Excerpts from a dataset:
______

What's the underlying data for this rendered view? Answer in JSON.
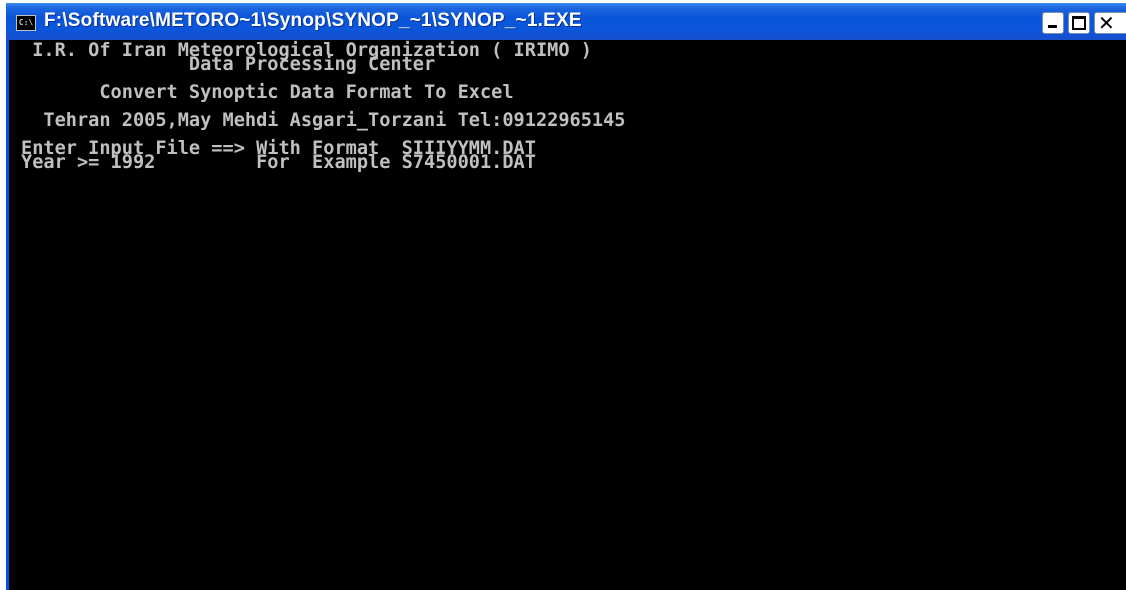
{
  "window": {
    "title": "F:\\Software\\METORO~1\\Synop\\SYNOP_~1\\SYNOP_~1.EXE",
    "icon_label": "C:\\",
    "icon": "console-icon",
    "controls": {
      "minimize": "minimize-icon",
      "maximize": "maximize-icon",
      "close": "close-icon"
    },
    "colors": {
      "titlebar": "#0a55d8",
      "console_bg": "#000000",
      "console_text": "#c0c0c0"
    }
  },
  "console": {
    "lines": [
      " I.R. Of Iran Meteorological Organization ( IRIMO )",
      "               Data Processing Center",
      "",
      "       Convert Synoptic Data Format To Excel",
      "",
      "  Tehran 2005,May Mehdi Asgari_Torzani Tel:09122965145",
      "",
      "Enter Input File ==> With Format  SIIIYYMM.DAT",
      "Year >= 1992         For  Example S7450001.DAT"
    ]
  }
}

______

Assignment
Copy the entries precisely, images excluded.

Answer section
What's the underlying data for this rendered view? Answer in JSON.
{
  "window": {
    "title": "F:\\Software\\METORO~1\\Synop\\SYNOP_~1\\SYNOP_~1.EXE",
    "icon_label": "C:\\",
    "icon": "console-icon",
    "controls": {
      "minimize": "minimize-icon",
      "maximize": "maximize-icon",
      "close": "close-icon"
    },
    "colors": {
      "titlebar": "#0a55d8",
      "console_bg": "#000000",
      "console_text": "#c0c0c0"
    }
  },
  "console": {
    "lines": [
      " I.R. Of Iran Meteorological Organization ( IRIMO )",
      "               Data Processing Center",
      "",
      "       Convert Synoptic Data Format To Excel",
      "",
      "  Tehran 2005,May Mehdi Asgari_Torzani Tel:09122965145",
      "",
      "Enter Input File ==> With Format  SIIIYYMM.DAT",
      "Year >= 1992         For  Example S7450001.DAT"
    ]
  }
}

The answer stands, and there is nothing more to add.